#### YOUR ASSIGNMENT:
Each record must reappear in the answer exactly as it is written.

***** RECORD SET *****

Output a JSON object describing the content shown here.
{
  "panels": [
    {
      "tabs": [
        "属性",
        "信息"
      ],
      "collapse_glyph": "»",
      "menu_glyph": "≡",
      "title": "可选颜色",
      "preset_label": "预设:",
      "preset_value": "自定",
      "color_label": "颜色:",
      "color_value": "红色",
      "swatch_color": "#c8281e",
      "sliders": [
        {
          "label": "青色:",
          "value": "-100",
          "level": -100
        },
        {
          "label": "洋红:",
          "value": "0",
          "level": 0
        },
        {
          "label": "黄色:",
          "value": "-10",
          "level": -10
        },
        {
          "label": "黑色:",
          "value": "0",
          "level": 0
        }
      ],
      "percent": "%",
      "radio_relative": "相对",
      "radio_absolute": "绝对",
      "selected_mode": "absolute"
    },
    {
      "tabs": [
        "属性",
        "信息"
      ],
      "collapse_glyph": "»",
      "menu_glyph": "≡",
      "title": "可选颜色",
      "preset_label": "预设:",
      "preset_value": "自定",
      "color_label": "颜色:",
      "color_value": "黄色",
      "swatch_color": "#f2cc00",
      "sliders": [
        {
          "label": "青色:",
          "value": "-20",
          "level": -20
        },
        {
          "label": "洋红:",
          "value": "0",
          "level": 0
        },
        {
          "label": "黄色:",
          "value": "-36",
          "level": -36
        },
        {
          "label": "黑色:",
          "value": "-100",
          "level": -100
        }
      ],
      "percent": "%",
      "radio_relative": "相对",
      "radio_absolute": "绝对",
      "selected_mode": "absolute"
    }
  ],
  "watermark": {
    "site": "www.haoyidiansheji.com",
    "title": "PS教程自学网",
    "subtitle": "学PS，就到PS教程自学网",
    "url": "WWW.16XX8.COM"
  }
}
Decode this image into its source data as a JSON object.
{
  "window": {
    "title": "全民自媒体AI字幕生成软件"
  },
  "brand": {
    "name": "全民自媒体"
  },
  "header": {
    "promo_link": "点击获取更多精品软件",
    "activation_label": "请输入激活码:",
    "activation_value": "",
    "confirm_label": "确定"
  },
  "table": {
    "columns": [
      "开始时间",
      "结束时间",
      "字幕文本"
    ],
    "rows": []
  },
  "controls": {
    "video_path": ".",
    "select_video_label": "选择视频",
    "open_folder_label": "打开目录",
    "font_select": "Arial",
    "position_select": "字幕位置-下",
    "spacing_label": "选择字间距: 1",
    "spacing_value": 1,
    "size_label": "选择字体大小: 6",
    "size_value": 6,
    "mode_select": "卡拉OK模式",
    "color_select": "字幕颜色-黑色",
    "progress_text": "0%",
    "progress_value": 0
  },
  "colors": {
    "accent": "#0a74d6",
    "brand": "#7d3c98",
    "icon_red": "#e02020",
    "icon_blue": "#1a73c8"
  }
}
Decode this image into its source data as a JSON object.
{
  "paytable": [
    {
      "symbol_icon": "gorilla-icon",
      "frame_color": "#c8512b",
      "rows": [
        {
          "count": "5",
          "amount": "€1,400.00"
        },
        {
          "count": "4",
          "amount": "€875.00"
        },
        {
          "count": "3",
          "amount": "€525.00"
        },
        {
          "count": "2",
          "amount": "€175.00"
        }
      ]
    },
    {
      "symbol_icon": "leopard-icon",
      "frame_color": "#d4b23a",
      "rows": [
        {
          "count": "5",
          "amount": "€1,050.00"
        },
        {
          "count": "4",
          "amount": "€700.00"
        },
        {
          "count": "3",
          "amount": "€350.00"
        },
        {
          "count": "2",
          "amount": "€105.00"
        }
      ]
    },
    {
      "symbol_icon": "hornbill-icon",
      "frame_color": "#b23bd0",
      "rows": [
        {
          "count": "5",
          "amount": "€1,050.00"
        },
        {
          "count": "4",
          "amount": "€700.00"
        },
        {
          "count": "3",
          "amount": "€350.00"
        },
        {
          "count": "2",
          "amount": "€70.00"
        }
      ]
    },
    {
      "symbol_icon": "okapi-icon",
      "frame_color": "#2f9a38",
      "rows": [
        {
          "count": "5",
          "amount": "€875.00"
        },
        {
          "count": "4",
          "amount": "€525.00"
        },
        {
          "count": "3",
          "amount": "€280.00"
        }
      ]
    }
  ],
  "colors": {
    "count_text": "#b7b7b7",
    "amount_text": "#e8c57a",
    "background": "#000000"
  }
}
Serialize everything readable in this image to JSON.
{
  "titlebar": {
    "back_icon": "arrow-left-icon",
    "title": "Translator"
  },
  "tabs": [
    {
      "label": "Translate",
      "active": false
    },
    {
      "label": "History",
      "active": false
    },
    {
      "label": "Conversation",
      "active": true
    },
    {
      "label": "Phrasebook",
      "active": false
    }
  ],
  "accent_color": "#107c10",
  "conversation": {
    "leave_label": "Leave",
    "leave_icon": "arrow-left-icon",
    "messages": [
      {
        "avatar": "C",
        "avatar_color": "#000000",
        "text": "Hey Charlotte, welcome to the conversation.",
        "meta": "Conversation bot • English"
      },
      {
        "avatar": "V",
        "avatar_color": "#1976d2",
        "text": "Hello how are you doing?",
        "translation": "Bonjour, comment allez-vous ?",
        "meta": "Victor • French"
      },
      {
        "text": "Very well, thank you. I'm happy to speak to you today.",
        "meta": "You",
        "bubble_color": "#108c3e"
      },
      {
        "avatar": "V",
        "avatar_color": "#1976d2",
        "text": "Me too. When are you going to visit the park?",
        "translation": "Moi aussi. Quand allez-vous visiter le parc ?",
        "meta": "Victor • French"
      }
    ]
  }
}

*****

#### EXERCISE SOLUTION:
Output a JSON object describing the content shown here.
{
  "panels": [
    {
      "tabs": [
        "属性",
        "信息"
      ],
      "collapse_glyph": "»",
      "menu_glyph": "≡",
      "title": "可选颜色",
      "preset_label": "预设:",
      "preset_value": "自定",
      "color_label": "颜色:",
      "color_value": "红色",
      "swatch_color": "#c8281e",
      "sliders": [
        {
          "label": "青色:",
          "value": "-100",
          "level": -100
        },
        {
          "label": "洋红:",
          "value": "0",
          "level": 0
        },
        {
          "label": "黄色:",
          "value": "-10",
          "level": -10
        },
        {
          "label": "黑色:",
          "value": "0",
          "level": 0
        }
      ],
      "percent": "%",
      "radio_relative": "相对",
      "radio_absolute": "绝对",
      "selected_mode": "absolute"
    },
    {
      "tabs": [
        "属性",
        "信息"
      ],
      "collapse_glyph": "»",
      "menu_glyph": "≡",
      "title": "可选颜色",
      "preset_label": "预设:",
      "preset_value": "自定",
      "color_label": "颜色:",
      "color_value": "黄色",
      "swatch_color": "#f2cc00",
      "sliders": [
        {
          "label": "青色:",
          "value": "-20",
          "level": -20
        },
        {
          "label": "洋红:",
          "value": "0",
          "level": 0
        },
        {
          "label": "黄色:",
          "value": "-36",
          "level": -36
        },
        {
          "label": "黑色:",
          "value": "-100",
          "level": -100
        }
      ],
      "percent": "%",
      "radio_relative": "相对",
      "radio_absolute": "绝对",
      "selected_mode": "absolute"
    }
  ],
  "watermark": {
    "site": "www.haoyidiansheji.com",
    "title": "PS教程自学网",
    "subtitle": "学PS，就到PS教程自学网",
    "url": "WWW.16XX8.COM"
  }
}
Decode this image into its source data as a JSON object.
{
  "window": {
    "title": "全民自媒体AI字幕生成软件"
  },
  "brand": {
    "name": "全民自媒体"
  },
  "header": {
    "promo_link": "点击获取更多精品软件",
    "activation_label": "请输入激活码:",
    "activation_value": "",
    "confirm_label": "确定"
  },
  "table": {
    "columns": [
      "开始时间",
      "结束时间",
      "字幕文本"
    ],
    "rows": []
  },
  "controls": {
    "video_path": ".",
    "select_video_label": "选择视频",
    "open_folder_label": "打开目录",
    "font_select": "Arial",
    "position_select": "字幕位置-下",
    "spacing_label": "选择字间距: 1",
    "spacing_value": 1,
    "size_label": "选择字体大小: 6",
    "size_value": 6,
    "mode_select": "卡拉OK模式",
    "color_select": "字幕颜色-黑色",
    "progress_text": "0%",
    "progress_value": 0
  },
  "colors": {
    "accent": "#0a74d6",
    "brand": "#7d3c98",
    "icon_red": "#e02020",
    "icon_blue": "#1a73c8"
  }
}
Decode this image into its source data as a JSON object.
{
  "paytable": [
    {
      "symbol_icon": "gorilla-icon",
      "frame_color": "#c8512b",
      "rows": [
        {
          "count": "5",
          "amount": "€1,400.00"
        },
        {
          "count": "4",
          "amount": "€875.00"
        },
        {
          "count": "3",
          "amount": "€525.00"
        },
        {
          "count": "2",
          "amount": "€175.00"
        }
      ]
    },
    {
      "symbol_icon": "leopard-icon",
      "frame_color": "#d4b23a",
      "rows": [
        {
          "count": "5",
          "amount": "€1,050.00"
        },
        {
          "count": "4",
          "amount": "€700.00"
        },
        {
          "count": "3",
          "amount": "€350.00"
        },
        {
          "count": "2",
          "amount": "€105.00"
        }
      ]
    },
    {
      "symbol_icon": "hornbill-icon",
      "frame_color": "#b23bd0",
      "rows": [
        {
          "count": "5",
          "amount": "€1,050.00"
        },
        {
          "count": "4",
          "amount": "€700.00"
        },
        {
          "count": "3",
          "amount": "€350.00"
        },
        {
          "count": "2",
          "amount": "€70.00"
        }
      ]
    },
    {
      "symbol_icon": "okapi-icon",
      "frame_color": "#2f9a38",
      "rows": [
        {
          "count": "5",
          "amount": "€875.00"
        },
        {
          "count": "4",
          "amount": "€525.00"
        },
        {
          "count": "3",
          "amount": "€280.00"
        }
      ]
    }
  ],
  "colors": {
    "count_text": "#b7b7b7",
    "amount_text": "#e8c57a",
    "background": "#000000"
  }
}
Serialize everything readable in this image to JSON.
{
  "titlebar": {
    "back_icon": "arrow-left-icon",
    "title": "Translator"
  },
  "tabs": [
    {
      "label": "Translate",
      "active": false
    },
    {
      "label": "History",
      "active": false
    },
    {
      "label": "Conversation",
      "active": true
    },
    {
      "label": "Phrasebook",
      "active": false
    }
  ],
  "accent_color": "#107c10",
  "conversation": {
    "leave_label": "Leave",
    "leave_icon": "arrow-left-icon",
    "messages": [
      {
        "avatar": "C",
        "avatar_color": "#000000",
        "text": "Hey Charlotte, welcome to the conversation.",
        "meta": "Conversation bot • English"
      },
      {
        "avatar": "V",
        "avatar_color": "#1976d2",
        "text": "Hello how are you doing?",
        "translation": "Bonjour, comment allez-vous ?",
        "meta": "Victor • French"
      },
      {
        "text": "Very well, thank you. I'm happy to speak to you today.",
        "meta": "You",
        "bubble_color": "#108c3e"
      },
      {
        "avatar": "V",
        "avatar_color": "#1976d2",
        "text": "Me too. When are you going to visit the park?",
        "translation": "Moi aussi. Quand allez-vous visiter le parc ?",
        "meta": "Victor • French"
      }
    ]
  }
}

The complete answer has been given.